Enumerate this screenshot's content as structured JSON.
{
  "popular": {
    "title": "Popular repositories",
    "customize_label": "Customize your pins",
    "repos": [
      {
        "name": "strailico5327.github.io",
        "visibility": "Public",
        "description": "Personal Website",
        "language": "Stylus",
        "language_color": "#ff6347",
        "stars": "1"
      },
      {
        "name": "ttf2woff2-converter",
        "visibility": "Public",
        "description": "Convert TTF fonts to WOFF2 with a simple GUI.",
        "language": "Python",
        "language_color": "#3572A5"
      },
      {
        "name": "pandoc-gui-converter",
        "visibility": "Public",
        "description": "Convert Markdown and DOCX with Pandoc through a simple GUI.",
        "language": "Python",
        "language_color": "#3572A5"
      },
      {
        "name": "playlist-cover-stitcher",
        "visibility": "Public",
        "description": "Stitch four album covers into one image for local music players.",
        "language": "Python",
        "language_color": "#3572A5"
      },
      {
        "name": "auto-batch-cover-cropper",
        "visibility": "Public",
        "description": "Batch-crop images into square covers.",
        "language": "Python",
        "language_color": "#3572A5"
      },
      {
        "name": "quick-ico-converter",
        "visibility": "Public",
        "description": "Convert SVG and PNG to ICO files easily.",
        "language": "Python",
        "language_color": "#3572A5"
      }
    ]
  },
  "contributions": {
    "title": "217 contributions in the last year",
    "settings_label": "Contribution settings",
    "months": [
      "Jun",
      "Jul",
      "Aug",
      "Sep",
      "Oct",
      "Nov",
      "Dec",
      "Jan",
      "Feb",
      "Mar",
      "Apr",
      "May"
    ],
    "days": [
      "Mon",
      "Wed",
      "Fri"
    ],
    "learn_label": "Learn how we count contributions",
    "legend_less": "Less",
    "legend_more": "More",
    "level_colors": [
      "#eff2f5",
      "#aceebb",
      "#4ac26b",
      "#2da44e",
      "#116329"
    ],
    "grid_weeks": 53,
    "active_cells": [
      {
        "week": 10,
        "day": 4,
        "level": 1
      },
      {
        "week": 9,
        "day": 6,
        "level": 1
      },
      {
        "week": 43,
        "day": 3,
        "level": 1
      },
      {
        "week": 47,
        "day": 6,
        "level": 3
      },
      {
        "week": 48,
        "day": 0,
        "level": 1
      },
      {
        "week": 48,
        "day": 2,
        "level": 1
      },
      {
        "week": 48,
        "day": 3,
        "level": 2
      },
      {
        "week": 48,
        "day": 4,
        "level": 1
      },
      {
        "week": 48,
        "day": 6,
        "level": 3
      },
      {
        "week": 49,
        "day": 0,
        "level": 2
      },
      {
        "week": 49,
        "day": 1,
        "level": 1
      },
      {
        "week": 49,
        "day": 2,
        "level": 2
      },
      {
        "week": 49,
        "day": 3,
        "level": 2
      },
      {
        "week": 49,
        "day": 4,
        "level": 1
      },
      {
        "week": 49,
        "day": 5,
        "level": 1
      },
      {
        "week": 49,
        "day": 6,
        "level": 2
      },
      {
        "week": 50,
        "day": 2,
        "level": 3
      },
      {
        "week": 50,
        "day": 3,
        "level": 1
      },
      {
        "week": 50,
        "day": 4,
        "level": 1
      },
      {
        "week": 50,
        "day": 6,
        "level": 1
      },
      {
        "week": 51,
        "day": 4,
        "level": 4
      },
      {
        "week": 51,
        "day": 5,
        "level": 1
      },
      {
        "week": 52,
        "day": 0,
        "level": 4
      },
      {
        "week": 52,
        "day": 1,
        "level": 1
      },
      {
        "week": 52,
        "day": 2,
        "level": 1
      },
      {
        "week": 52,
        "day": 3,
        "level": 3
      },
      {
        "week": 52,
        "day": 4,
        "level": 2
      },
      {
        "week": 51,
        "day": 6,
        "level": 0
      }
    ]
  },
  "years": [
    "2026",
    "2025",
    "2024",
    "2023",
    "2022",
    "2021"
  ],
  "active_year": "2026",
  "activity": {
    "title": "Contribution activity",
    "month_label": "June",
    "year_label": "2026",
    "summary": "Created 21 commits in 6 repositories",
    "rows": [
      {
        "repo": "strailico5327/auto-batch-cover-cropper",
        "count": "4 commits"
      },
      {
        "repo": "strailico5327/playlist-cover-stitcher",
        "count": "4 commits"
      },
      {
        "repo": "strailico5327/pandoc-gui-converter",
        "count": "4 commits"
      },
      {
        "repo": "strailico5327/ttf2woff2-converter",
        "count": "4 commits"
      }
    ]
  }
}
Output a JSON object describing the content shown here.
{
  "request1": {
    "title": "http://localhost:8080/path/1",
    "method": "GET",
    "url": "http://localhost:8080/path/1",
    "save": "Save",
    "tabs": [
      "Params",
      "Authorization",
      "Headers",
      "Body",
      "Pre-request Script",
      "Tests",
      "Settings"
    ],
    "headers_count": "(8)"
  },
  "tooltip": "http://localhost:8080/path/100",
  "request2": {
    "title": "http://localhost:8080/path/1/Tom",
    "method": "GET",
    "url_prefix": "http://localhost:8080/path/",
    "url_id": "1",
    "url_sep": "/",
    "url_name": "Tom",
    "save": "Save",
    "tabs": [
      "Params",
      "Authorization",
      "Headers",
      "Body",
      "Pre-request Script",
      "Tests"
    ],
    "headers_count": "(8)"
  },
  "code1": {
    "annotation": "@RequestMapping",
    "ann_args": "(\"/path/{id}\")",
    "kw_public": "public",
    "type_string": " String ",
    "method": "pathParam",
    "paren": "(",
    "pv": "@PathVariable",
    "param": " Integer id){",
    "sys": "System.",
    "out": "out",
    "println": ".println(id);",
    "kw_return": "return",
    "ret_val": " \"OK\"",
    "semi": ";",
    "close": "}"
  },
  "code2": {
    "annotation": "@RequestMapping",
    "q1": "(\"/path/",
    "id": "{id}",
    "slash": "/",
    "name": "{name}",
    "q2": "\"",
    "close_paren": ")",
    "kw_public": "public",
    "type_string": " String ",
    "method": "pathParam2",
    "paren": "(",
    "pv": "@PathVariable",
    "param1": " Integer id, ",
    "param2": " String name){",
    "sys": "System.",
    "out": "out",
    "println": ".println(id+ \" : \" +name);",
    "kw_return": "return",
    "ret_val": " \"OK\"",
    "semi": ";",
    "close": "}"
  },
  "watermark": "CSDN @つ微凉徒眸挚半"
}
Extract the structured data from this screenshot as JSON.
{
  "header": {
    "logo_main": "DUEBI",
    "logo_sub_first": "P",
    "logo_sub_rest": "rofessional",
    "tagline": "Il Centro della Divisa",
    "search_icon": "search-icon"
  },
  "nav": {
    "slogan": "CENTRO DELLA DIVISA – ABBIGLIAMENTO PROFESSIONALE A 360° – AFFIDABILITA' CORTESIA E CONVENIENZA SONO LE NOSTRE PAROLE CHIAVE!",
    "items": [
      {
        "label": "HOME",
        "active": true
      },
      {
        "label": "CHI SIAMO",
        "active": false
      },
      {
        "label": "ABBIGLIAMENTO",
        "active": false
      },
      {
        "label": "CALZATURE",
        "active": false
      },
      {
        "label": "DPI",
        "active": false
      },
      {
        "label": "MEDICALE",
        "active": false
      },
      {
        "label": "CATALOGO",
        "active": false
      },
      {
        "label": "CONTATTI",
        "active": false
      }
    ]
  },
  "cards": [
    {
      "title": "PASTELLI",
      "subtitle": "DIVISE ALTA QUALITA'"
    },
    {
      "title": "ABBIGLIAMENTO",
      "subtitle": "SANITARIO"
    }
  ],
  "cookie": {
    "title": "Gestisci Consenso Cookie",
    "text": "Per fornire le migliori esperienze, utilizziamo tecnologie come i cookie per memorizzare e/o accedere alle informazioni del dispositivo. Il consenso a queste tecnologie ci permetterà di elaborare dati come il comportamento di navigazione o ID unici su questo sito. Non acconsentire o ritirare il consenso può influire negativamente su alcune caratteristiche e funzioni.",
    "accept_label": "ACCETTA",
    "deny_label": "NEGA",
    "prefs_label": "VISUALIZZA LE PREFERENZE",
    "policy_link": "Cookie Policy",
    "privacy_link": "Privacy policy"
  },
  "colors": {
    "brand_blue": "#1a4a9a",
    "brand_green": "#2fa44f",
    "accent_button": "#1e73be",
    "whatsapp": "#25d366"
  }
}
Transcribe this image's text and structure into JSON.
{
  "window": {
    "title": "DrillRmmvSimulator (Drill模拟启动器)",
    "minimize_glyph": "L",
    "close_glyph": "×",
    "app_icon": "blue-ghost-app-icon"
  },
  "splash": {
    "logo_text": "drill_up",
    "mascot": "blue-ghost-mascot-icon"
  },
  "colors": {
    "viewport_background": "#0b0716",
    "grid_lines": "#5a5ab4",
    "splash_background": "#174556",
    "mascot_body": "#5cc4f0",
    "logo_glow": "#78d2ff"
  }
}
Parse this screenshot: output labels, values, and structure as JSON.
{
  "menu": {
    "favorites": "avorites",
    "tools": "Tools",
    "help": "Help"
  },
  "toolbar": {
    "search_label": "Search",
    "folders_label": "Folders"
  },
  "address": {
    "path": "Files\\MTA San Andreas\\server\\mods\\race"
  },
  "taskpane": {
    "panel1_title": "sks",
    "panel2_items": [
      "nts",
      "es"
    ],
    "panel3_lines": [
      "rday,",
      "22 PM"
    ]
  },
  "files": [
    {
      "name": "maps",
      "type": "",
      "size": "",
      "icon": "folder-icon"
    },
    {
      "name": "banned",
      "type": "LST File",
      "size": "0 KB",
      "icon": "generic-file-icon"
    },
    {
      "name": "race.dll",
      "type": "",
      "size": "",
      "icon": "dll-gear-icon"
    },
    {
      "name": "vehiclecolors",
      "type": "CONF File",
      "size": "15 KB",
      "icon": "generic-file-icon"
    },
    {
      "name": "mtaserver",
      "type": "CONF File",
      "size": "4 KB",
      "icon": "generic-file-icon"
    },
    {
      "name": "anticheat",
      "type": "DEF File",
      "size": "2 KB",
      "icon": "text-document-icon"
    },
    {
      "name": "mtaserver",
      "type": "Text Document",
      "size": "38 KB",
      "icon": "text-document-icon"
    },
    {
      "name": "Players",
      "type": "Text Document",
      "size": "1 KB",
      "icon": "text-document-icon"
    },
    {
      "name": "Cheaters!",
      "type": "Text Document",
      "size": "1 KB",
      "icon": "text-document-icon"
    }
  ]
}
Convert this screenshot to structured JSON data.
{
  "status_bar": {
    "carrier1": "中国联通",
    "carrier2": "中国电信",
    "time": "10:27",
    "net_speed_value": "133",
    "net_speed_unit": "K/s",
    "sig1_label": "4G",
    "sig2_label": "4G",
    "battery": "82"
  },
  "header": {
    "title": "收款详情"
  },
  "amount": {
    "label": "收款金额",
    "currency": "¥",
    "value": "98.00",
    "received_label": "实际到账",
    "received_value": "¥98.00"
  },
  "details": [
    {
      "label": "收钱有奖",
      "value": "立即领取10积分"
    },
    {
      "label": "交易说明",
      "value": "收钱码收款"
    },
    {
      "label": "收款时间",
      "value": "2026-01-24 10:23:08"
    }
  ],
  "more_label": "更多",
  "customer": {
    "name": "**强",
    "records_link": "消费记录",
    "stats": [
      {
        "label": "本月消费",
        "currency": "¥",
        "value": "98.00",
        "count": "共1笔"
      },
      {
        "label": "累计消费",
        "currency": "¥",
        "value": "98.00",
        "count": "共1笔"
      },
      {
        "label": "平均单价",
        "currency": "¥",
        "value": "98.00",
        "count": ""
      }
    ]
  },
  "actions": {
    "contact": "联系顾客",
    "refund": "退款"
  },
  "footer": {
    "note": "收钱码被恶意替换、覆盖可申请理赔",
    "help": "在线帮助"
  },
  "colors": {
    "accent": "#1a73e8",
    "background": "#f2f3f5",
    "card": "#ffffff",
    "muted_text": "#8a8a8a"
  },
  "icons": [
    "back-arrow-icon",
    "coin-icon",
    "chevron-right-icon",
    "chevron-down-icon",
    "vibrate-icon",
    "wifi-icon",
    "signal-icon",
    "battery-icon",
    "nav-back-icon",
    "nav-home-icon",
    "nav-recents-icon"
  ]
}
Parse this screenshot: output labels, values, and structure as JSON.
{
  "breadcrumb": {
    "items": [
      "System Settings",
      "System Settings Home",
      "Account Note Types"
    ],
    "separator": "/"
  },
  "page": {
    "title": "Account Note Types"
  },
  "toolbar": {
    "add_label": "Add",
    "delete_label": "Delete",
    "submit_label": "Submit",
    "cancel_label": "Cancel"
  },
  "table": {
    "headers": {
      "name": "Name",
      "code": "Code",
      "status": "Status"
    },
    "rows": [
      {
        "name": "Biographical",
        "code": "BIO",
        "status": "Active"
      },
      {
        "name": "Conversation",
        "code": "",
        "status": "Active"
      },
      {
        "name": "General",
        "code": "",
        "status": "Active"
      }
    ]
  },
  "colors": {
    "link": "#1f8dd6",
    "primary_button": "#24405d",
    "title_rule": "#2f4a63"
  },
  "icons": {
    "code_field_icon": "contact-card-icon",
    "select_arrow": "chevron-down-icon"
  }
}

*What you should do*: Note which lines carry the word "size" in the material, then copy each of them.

*Exercise output*:
      "size": "",
      "size": "0 KB",
      "size": "",
      "size": "15 KB",
      "size": "4 KB",
      "size": "2 KB",
      "size": "38 KB",
      "size": "1 KB",
      "size": "1 KB",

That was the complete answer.